Five submissions raised concerns on materiality (Emissions Rule 11). The main concern was that because of the requirement to produce accurate estimates of emissions, they will be required to spend inordinate amounts of time to assess emissions from small and inconsequential sources. A particular concern noted was the risk that emissions estimates will be audited later and that these might result in changes to eligibility status and/or levels of allocation.
Other concerns raised included that guidance on materiality thresholds over and above which deductions are required should be provided and that reference to accounting standards or tax ruling precedents to develop such thresholds should be considered. Questions were also asked about the degree of auditing certainty required.
The Government intends to use a pragmatic approach and proposes to revise Emissions Rule 11 to reflect this. Whereas best endeavours should be used to estimate emission levels, ‘simplified calculation methods’ are explicitly allowed for small emission sources.
An additional rule is proposed to require disclosure of uncertainties associated with estimates of emissions and revenues. It is useful for the Government to know the level of uncertainty attached to a number so it can understand whether to spend additional time checking. It is useful for firms to be able to express this uncertainty, especially where there is a risk to them of getting the number ‘wrong’.
Submitters made a number of comments about the data preparation, timescales and verification approach to be applied to data collection as part of the industrial allocation process.
The Minister recognises that firms will need assistance as part of the data collection process, and that this level of assistance will need to vary firm by firm.
Further guidance on data collection will be provided alongside the Gazette Notice call for data. Data will need to be submitted in a specified data form. This will simplify the data collection process for firms and provide greater certainty and consistency. Finally, the Government will provide direct assistance to firms through a major accountancy firm.
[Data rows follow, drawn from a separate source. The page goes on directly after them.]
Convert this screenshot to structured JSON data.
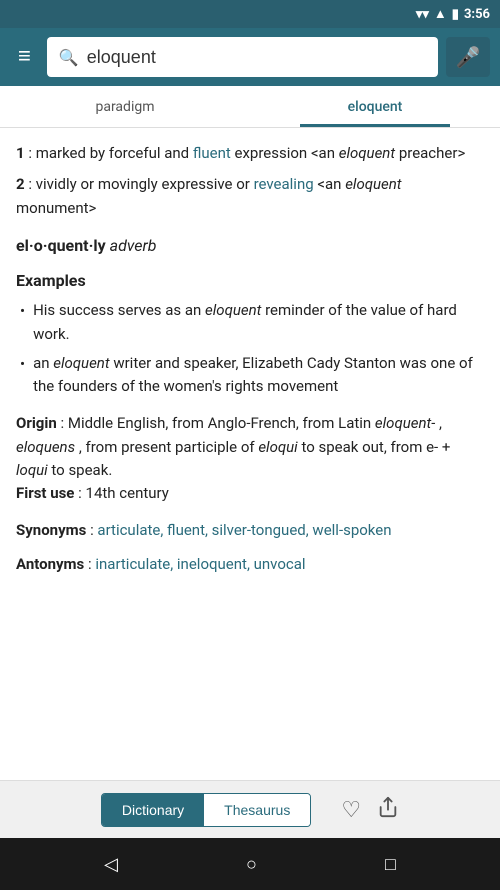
{
  "statusBar": {
    "time": "3:56",
    "icons": [
      "signal",
      "wifi",
      "battery"
    ]
  },
  "topBar": {
    "menuIcon": "≡",
    "searchValue": "eloquent",
    "micIcon": "🎤"
  },
  "tabs": [
    {
      "id": "paradigm",
      "label": "paradigm",
      "active": false
    },
    {
      "id": "eloquent",
      "label": "eloquent",
      "active": true
    }
  ],
  "content": {
    "definition1_num": "1",
    "definition1_colon": ":",
    "definition1_text": "marked by forceful and ",
    "definition1_link": "fluent",
    "definition1_rest": " expression <an ",
    "definition1_italic": "eloquent",
    "definition1_end": " preacher>",
    "definition2_num": "2",
    "definition2_colon": ":",
    "definition2_text": "vividly or movingly expressive or ",
    "definition2_link": "revealing",
    "definition2_rest": " <an ",
    "definition2_italic": "eloquent",
    "definition2_end": " monument>",
    "wordForm_headword": "el·o·quent·ly",
    "wordForm_pos": "adverb",
    "examples_title": "Examples",
    "examples": [
      {
        "text_before": "His success serves as an ",
        "italic": "eloquent",
        "text_after": " reminder of the value of hard work."
      },
      {
        "text_before": "an ",
        "italic": "eloquent",
        "text_after": " writer and speaker, Elizabeth Cady Stanton was one of the founders of the women's rights movement"
      }
    ],
    "origin_label": "Origin",
    "origin_text": ": Middle English, from Anglo-French, from Latin ",
    "origin_italic1": "eloquent-",
    "origin_comma": ", ",
    "origin_italic2": "eloquens",
    "origin_text2": ", from present participle of ",
    "origin_italic3": "eloqui",
    "origin_text3": " to speak out, from ",
    "origin_text4": "e-",
    "origin_text5": " + ",
    "origin_italic4": "loqui",
    "origin_text6": " to speak.",
    "firstuse_label": "First use",
    "firstuse_text": ": 14th century",
    "synonyms_label": "Synonyms",
    "synonyms_links": "articulate, fluent, silver-tongued, well-spoken",
    "antonyms_label": "Antonyms",
    "antonyms_links": "inarticulate, ineloquent, unvocal"
  },
  "bottomBar": {
    "dictionaryBtn": "Dictionary",
    "thesaurusBtn": "Thesaurus",
    "heartIcon": "♡",
    "shareIcon": "⎙"
  },
  "navBar": {
    "backIcon": "◁",
    "homeIcon": "○",
    "squareIcon": "□"
  }
}
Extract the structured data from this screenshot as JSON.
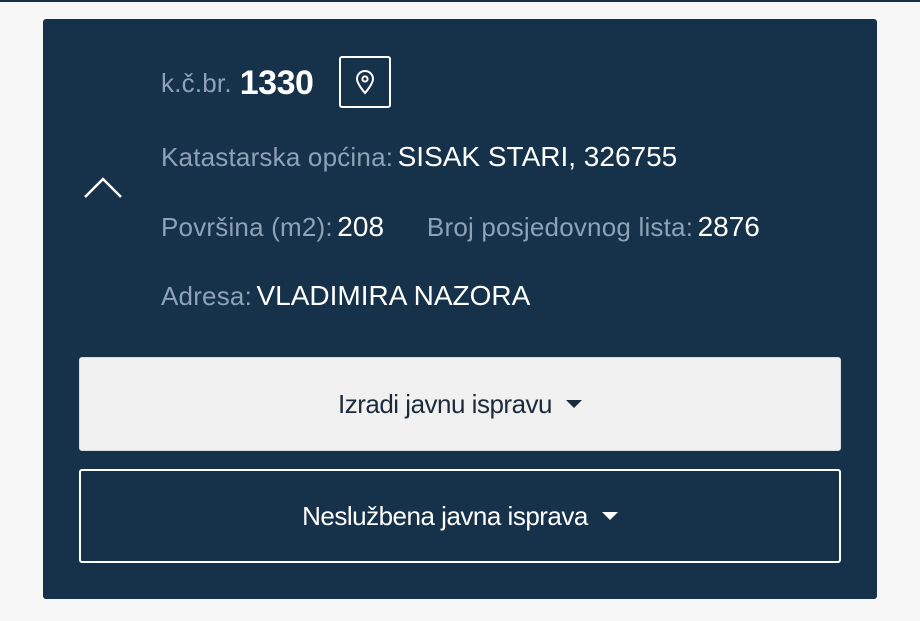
{
  "parcel": {
    "number_label": "k.č.br.",
    "number": "1330",
    "cadastral_municipality_label": "Katastarska općina:",
    "cadastral_municipality": "SISAK STARI, 326755",
    "area_label": "Površina (m2):",
    "area": "208",
    "possession_sheet_label": "Broj posjedovnog lista:",
    "possession_sheet": "2876",
    "address_label": "Adresa:",
    "address": "VLADIMIRA NAZORA"
  },
  "actions": {
    "create_document_label": "Izradi javnu ispravu",
    "unofficial_document_label": "Neslužbena javna isprava"
  },
  "icons": {
    "collapse": "chevron-up-icon",
    "location": "map-pin-icon",
    "dropdown": "caret-down-icon"
  },
  "colors": {
    "card_background": "#16314a",
    "label": "#8ea2b7",
    "value": "#ffffff",
    "primary_button": "#f1f1f2"
  }
}
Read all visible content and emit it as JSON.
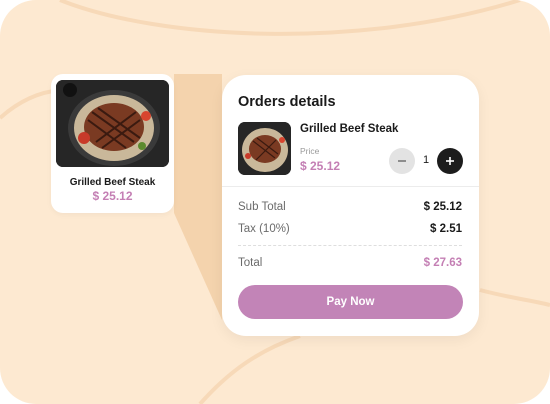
{
  "colors": {
    "background": "#fde9d1",
    "accent": "#c47fb4",
    "button": "#c284b7",
    "dark": "#1c1c1c"
  },
  "product_card": {
    "image_icon": "steak-image",
    "name": "Grilled Beef Steak",
    "price": "$ 25.12"
  },
  "order": {
    "title": "Orders details",
    "item": {
      "image_icon": "steak-image",
      "name": "Grilled Beef Steak",
      "price_label": "Price",
      "price": "$ 25.12",
      "quantity": "1",
      "minus_icon": "minus-icon",
      "plus_icon": "plus-icon"
    },
    "summary": {
      "subtotal_label": "Sub Total",
      "subtotal_value": "$ 25.12",
      "tax_label": "Tax (10%)",
      "tax_value": "$ 2.51",
      "total_label": "Total",
      "total_value": "$ 27.63"
    },
    "pay_button_label": "Pay Now"
  }
}
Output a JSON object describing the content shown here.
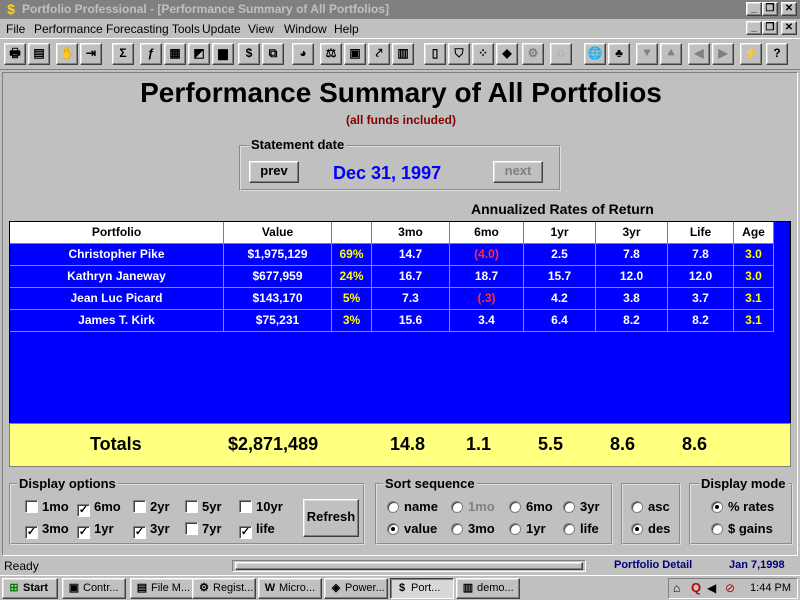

Where firms have made a formal request for additional time for data collection, the Government will increase the period above the 30 working day minimum.
The Government will ensure that the validation approach to be applied to data provided under the industrial allocation process is appropriate and reflects the self assessment approach to data and reporting under the NZ ETS. Changes to the data rules noted elsewhere in this summary will clarify the approach to be taken to uncertainty and materiality.
Significant penalties exist in cases where data is provided (or omitted) fraudulently. The Act contains a general requirement for person applying for allocation to keep sufficient records to enable the Ministry to verify that they are entitled to receive an allocation, and the Government retains powers of inquiry to verify this if necessary in future. Further guidance will be provided alongside the Gazette Notice on the record keeping that firms should aim for to ensure they are well prepared for any future verification.
The Government will provide for a secure data storage facility to ensure data submitted to it, as part of the industrial allocation process, is protected. Where firms would rather not provide data over the internet, they will be able to provide it on CD. Commercially sensitive data will be treated as such in a similar manner to which the Official Information Act applies.
In addition to the key issues raised in the consultation document, submitters raised a number of other issues, including issues relating to data preparation and verification, and other more generic issues relating to the NZ ETS more broadly. General issues about the NZ ETS are out of scope with this consultation but discussed in further detail in section 6.